A couple years ago, I published one of my most popular blog posts–my rant on why I can’t stand Nicholas Sparks. And while my loathing for him is still going strong, I want to spend today extending my annoyance to another author dominating the industry…Jonathan Franzen.
Well-known for his novels The Corrections (2001) and Freedom (2010), I’m aware that writing this rant could come back to bite me in the ass in the future. Franzen, after all, has been labeled a “Great American Novelist” by TIME magazine. His net worth is estimated into the tens of millions. He’s got a *lot* of opinions, and he certainly isn’t afraid to share them with the world.
Too bad, he’s full of crap.
Need proof? Behold, my reasons why I HATE Jonathan Franzen:
1. He’s a book snob. I appreciate Franzen’s respect for journalists and the print media they produce, but that doesn’t mean that online communication is evil. You know that you’re out of touch with the world when you call the Internet a “bloodsucking monster squid.” Sure, I prefer paperbacks to ebooks, but without social media networks like Twitter and Goodreads, I never would have stumbled upon new books and authors–not to mention have virtually met all of my wonderful followers! That world of bloggers you despise so much is the same one praising your own work. Don’t bite the hand that feeds you, Franzen.
2. He’s a sexist book snob. Case in point: his long-standing feud with Jennifer Weiner, whom he believes is “freeloading on the legitimate problem of gender bias in the canon.” You know, the legitimate problem from which he gains a massive amount of privilege. The same gender bias that consistently places him at the top of the NYT bestseller list while hordes of female authors get stuck with cutesy covers because they’re deemed ‘commercial’ rather than ‘literary’ writers.
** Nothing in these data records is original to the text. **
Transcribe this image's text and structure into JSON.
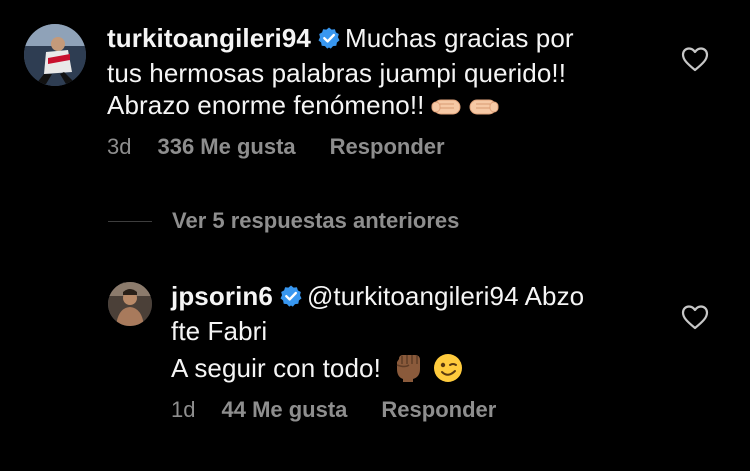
{
  "comment": {
    "username": "turkitoangileri94",
    "text_line1": "Muchas gracias por",
    "text_line2": "tus hermosas palabras juampi querido!!",
    "text_line3": "Abrazo enorme fenómeno!!",
    "time": "3d",
    "likes": "336 Me gusta",
    "reply": "Responder"
  },
  "view_replies": {
    "label": "Ver 5 respuestas anteriores"
  },
  "reply_comment": {
    "username": "jpsorin6",
    "mention": "@turkitoangileri94",
    "text_line1_rest": "Abzo",
    "text_line2": "fte Fabri",
    "text_line3": "A seguir con todo!",
    "time": "1d",
    "likes": "44 Me gusta",
    "reply": "Responder"
  },
  "colors": {
    "background": "#000000",
    "text": "#f5f5f5",
    "secondary": "#8e8e8e",
    "verified": "#3897f0"
  },
  "icons": {
    "verified": "verified-badge-icon",
    "like": "heart-outline-icon",
    "fist_bump": "fist-bump-emoji",
    "raised_fist": "raised-fist-emoji",
    "wink": "winking-face-emoji"
  }
}
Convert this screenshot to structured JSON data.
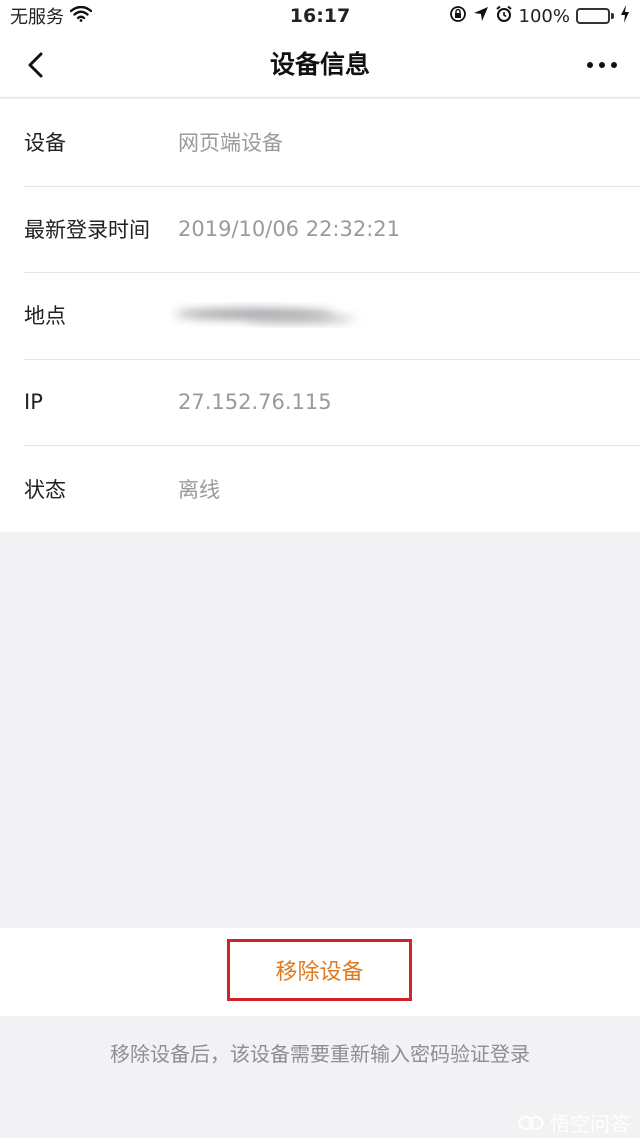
{
  "status_bar": {
    "carrier": "无服务",
    "time": "16:17",
    "battery": "100%",
    "icons": [
      "wifi-icon",
      "rotation-lock-icon",
      "location-icon",
      "alarm-icon",
      "battery-icon",
      "charging-icon"
    ]
  },
  "nav": {
    "title": "设备信息",
    "back_icon": "chevron-left-icon",
    "more_icon": "more-icon"
  },
  "info": {
    "rows": [
      {
        "label": "设备",
        "value": "网页端设备"
      },
      {
        "label": "最新登录时间",
        "value": "2019/10/06 22:32:21"
      },
      {
        "label": "地点",
        "value": ""
      },
      {
        "label": "IP",
        "value": "27.152.76.115"
      },
      {
        "label": "状态",
        "value": "离线"
      }
    ]
  },
  "actions": {
    "remove_label": "移除设备",
    "note": "移除设备后，该设备需要重新输入密码验证登录"
  },
  "watermark": {
    "text": "悟空问答"
  },
  "colors": {
    "accent": "#e07a1f",
    "highlight_border": "#d0232a",
    "battery_green": "#4cd964",
    "background": "#f2f2f4"
  }
}
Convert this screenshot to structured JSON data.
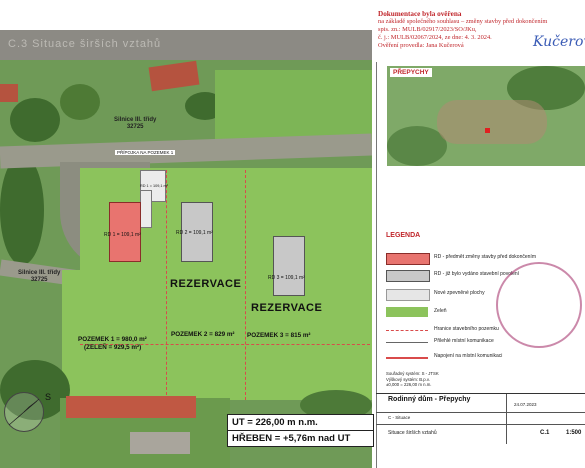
{
  "banner": {
    "title": "C.3 Situace širších vztahů"
  },
  "stamp": {
    "title": "Dokumentace byla ověřena",
    "lines": [
      "na základě společného souhlasu – změny stavby před dokončením",
      "spis. zn.: MULB/02917/2023/SO/JKu,",
      "č. j.: MULB/02067/2024, ze dne: 4. 3. 2024.",
      "Ověření provedla: Jana Kučerová"
    ],
    "signature": "Kučerová"
  },
  "overview": {
    "label": "PŘEPYCHY"
  },
  "roads": {
    "top": [
      "Silnice III. třídy",
      "32725"
    ],
    "left": [
      "Silnice III. třídy",
      "32725"
    ]
  },
  "annotations": {
    "connection": "PŘÍPOJKA NA POZEMEK 1",
    "small": "RD 1 = 109,1 m²"
  },
  "houses": {
    "rd1": "RD 1 = 109,1 m²",
    "rd2": "RD 2 = 109,1 m²",
    "rd3": "RD 3 = 109,1 m²"
  },
  "reservations": [
    "REZERVACE",
    "REZERVACE"
  ],
  "plots": {
    "p1_line1": "POZEMEK 1 = 980,0 m²",
    "p1_line2": "(ZELEŇ = 929,5 m²)",
    "p2": "POZEMEK 2 = 829 m²",
    "p3": "POZEMEK 3 = 815 m²"
  },
  "elevation": {
    "ut": "UT = 226,00 m n.m.",
    "hreben": "HŘEBEN = +5,76m nad UT"
  },
  "compass": {
    "letter": "S"
  },
  "legend": {
    "title": "LEGENDA",
    "items": [
      {
        "text": "RD - předmět změny stavby před dokončením",
        "color": "#e8746f"
      },
      {
        "text": "RD - již bylo vydáno stavební povolení",
        "color": "#c8c8c8"
      },
      {
        "text": "Nové zpevněné plochy",
        "color": "#e6e6e6"
      },
      {
        "text": "Zeleň",
        "color": "#8cc35c"
      },
      {
        "text": "Hranice stavebního pozemku",
        "color": "#d94b4b"
      },
      {
        "text": "Přilehlé místní komunikace",
        "color": "#ffffff"
      },
      {
        "text": "Napojení na místní komunikaci",
        "color": "#ffffff"
      }
    ]
  },
  "info": {
    "line1": "Souřadný systém:    S - JTSK",
    "line2": "Výškový systém:    B.p.v.",
    "line3": "±0,000 = 226,00 m n.m."
  },
  "title_block": {
    "project": "Rodinný dům - Přepychy",
    "place": "C - Situace",
    "drawing": "Situace širších vztahů",
    "number": "C.1",
    "scale": "1:500",
    "date": "24.07.2023"
  }
}
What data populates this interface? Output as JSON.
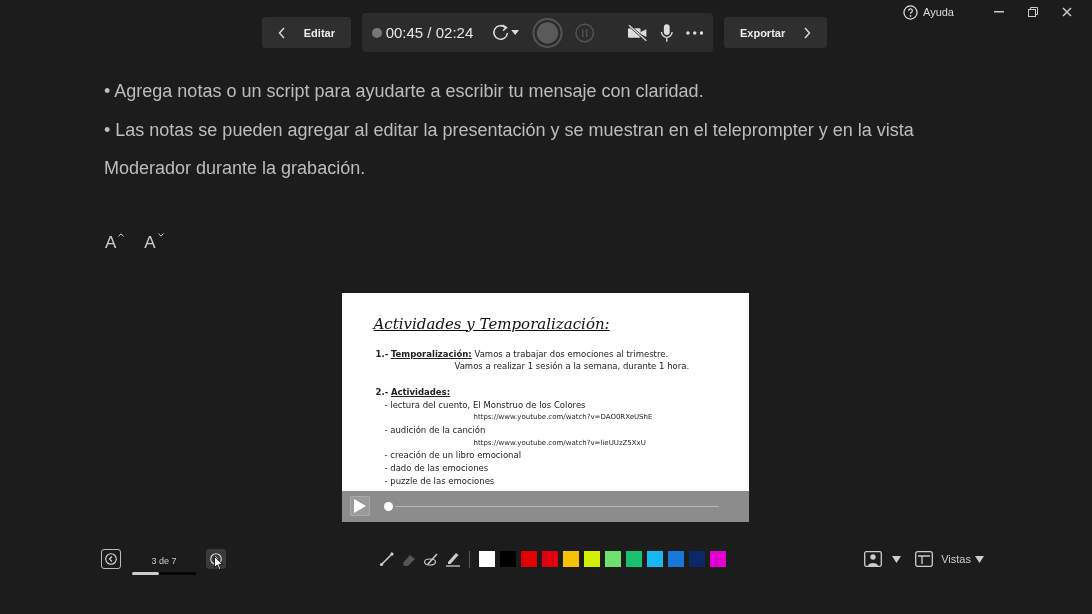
{
  "window": {
    "help_label": "Ayuda"
  },
  "toolbar": {
    "edit_label": "Editar",
    "timer": "00:45 / 02:24",
    "export_label": "Exportar"
  },
  "notes": [
    "• Agrega notas o un script para ayudarte a escribir tu mensaje con claridad.",
    "• Las notas se pueden agregar al editar la presentación y se muestran en el teleprompter y en la vista Moderador durante la grabación."
  ],
  "font_size_buttons": [
    {
      "label": "A",
      "kind": "increase"
    },
    {
      "label": "A",
      "kind": "decrease"
    }
  ],
  "slide": {
    "title": "Actividades y Temporalización:",
    "sections": [
      {
        "number": "1.-",
        "label": "Temporalización:",
        "text": "Vamos a trabajar dos emociones al trimestre.",
        "lines": [
          {
            "kind": "indent",
            "text": "Vamos a realizar 1 sesión a la semana, durante 1 hora."
          }
        ]
      },
      {
        "number": "2.-",
        "label": "Actividades:",
        "lines": [
          {
            "kind": "bullet",
            "text": "- lectura del cuento, El Monstruo de los Colores"
          },
          {
            "kind": "url",
            "text": "https://www.youtube.com/watch?v=DAO0RXeUShE"
          },
          {
            "kind": "bullet",
            "text": "- audición de la canción"
          },
          {
            "kind": "url",
            "text": "https://www.youtube.com/watch?v=lieUUzZ5XxU"
          },
          {
            "kind": "bullet",
            "text": "- creación de un libro emocional"
          },
          {
            "kind": "bullet",
            "text": "- dado de las emociones"
          },
          {
            "kind": "bullet",
            "text": "- puzzle de las emociones"
          }
        ]
      }
    ],
    "playing": false
  },
  "slide_nav": {
    "counter": "3 de 7",
    "level": 0.42
  },
  "pen_colors": [
    {
      "color": "#ffffff"
    },
    {
      "color": "#000000"
    },
    {
      "color": "#e00000"
    },
    {
      "color": "#e00010"
    },
    {
      "color": "#f5c000"
    },
    {
      "color": "#d4f000"
    },
    {
      "color": "#6ee06e"
    },
    {
      "color": "#18c070"
    },
    {
      "color": "#18b8f0"
    },
    {
      "color": "#1878d8"
    },
    {
      "color": "#0c2868"
    },
    {
      "color": "#e000d0"
    }
  ],
  "views": {
    "label": "Vistas"
  }
}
If I ever felt guilty for hating on Franzen without actually reading a single word of his, I just refer to the fact that he’s committed the exact same sin:
I have yet to hear one person say, “Oh, she’s really good, you should read her.” And basically if two people say that about a book I’ll read it. I know no one, male or female, who says, “You’ve got to read Jennifer Weiner.”
Maybe if Franzen spent more time supporting female authors and less time huffing and puffing over why gender discrimination is, like, just not his problem, man, then he wouldn’t come off as such a jerk.
3. He definitely doesn’t put the “sex” in sexist. I find it ironic that Franzen believes he’s better than all those romance novelists like Weiner, and yet he can’t write a love scene to save his life. Here’s an example, courtesy of fellow Franzen hater Madeleine Davies from Jezebel:
Click on the link above to read more tidbits, but you’ve been warned! I want to bleach my eyes after laying them on that horror. Dare I say, Franzen makes E.L. James look good!
4. Did I mention he’s sexist? One of my favorite books of all time is The Age of Innocence by Edith Wharton, the first woman to win the Pulitzer Prize for Fiction (an award, I should add, that Franzen has yet to win).
You would think that Franzen could recognize such genius, but alas, you’d be wrong. What did Franzen decide to write in The New Yorker on Wharton’s 150th birthday?
Edith Newbold Jones did have one potentially redeeming disadvantage: she wasn’t pretty.
Nothing says literary appreciation like calling a writer ugly and sexually ignorant! But wait! There’s more!
Lacking good looks and the feminine charms that might have accompanied them, she eventually became, in every sense but one, the man of her house.
Ah yes, the only reason why Wharton became a renowned writer is because she was practically a man! Silly me to forget that pretty women are worthless when it comes to putting pen to paper.
Instead of publishing a kind commemoration, Franzen managed to objectify a woman who has been dead for almost 80 years. Classy!
So yes, just like with Nicholas Sparks, I haven’t read Jonathan Franzen–and after witnessing this misogyny, I don’t intend to. I’m sure that there are plenty of straight, white, male authors who reach great levels of success without demeaning women or other marginalized populations, but these men clearly do not qualify.
What are your thoughts? Is Franzen one of your fav writers or just a literary frat bro? Were you aware of his less-than-admirable opinions, and does it change how you see him? Share your love or hate in the comments!